For example I watched a documentary on Amazon the other evening of the one-child policy that played out for decades in China. It is a much-maligned policy with some horrible stories attached to it. But the people that actively took part in it, sacrificed themselves on a level that ended up taking a country out of imminent starvation and put it on the map as one of the greatest economies in the world.
And what about the commitment shown in Alfred Tennyson’s The Charge of Light Brigade, when 600 brave men charged to almost certain doom without questioning their own individual likelihood of survival … only the possibility of a grand victory in the Crimean War. As he wrote “Theirs not to reason why, theirs but to do and die”.

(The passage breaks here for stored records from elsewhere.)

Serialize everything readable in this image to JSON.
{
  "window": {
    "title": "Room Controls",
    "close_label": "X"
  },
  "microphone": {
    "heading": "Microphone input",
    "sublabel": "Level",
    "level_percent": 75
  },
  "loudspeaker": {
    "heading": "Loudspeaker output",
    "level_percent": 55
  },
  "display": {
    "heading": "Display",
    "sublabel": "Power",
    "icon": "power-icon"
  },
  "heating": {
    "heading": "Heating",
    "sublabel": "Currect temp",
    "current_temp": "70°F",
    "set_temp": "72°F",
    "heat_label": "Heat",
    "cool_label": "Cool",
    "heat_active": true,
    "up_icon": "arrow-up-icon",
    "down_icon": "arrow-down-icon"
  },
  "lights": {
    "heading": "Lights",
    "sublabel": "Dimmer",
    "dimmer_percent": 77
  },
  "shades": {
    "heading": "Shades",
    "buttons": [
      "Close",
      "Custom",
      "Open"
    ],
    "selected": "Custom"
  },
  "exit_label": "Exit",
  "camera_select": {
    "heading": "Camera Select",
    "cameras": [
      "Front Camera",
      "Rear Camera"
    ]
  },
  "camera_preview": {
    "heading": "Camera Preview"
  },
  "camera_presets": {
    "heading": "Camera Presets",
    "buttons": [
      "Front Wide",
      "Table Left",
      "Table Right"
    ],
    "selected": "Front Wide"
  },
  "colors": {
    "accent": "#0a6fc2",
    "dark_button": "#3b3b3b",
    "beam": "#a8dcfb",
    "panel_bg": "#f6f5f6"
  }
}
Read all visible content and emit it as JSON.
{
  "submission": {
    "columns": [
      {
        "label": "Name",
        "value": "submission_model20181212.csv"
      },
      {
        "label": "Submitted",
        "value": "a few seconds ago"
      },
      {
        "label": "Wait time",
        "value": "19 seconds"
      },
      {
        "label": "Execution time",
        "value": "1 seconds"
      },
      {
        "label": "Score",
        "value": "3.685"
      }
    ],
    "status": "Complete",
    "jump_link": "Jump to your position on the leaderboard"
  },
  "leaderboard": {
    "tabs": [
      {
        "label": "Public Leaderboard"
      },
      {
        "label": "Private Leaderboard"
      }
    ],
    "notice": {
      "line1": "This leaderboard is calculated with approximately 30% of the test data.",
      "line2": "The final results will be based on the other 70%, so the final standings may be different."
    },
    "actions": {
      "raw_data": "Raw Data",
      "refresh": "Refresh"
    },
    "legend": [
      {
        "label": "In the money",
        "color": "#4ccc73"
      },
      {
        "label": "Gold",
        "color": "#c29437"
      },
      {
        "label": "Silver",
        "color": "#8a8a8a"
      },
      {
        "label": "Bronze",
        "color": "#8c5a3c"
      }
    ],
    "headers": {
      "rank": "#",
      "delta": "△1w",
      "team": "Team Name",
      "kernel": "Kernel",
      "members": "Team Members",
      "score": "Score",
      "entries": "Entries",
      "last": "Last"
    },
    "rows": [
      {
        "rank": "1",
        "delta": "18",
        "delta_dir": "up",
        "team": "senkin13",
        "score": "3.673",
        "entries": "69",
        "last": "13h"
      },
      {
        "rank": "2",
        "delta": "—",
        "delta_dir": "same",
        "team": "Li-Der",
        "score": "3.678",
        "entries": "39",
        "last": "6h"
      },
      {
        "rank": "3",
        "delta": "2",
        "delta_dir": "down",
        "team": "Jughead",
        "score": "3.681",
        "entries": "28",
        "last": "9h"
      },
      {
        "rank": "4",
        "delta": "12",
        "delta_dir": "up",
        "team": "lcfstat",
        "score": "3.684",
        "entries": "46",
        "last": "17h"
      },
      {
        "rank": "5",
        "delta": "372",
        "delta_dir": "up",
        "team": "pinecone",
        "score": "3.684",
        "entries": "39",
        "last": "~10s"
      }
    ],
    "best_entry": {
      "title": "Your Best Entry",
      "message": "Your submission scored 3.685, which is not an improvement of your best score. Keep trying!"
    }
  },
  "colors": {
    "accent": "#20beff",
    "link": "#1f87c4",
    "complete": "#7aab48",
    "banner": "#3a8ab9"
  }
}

History is littered with sacrifice and on a grand level it is often written about. People are awarded medals, win acclaim and recognition and it is often the headlines of noteworthy stories.
But what about the silent sacrifices that are happening all around us?
These are the ones that really intrigue me and leave me aglow in admiration.
When people follow a vocation, for example … priests, teachers, artists, poets. People who put the calling and their understanding that it leads to the greater good, ahead of their own financial needs.
We rarely give them medals. We rarely acknowledge them beyond a token word or two here and there. And yet they devote a lifetime to it.
And what of our friends. True friends. Friends that put our interests ahead of their own?
If we are lucky, we have a smattering of them in our life. And if we do, then our lives are better for having them there.
Putting others ahead of your own wants or needs is an admirable quality that we should all try to acquire over the course of our lives. Because as wonderful as it is to be on the receiving end of such commitment, it is even more wonderful to be the giver.
It reconciles within our souls a key purpose for living. Creates value in our lives far beyond the direct cost of whatever we have given up along the way.
And if on our deathbeds we can look back on a purposeful life, then what greater gift could we ever give ourselves?
Have a wonderful weekend!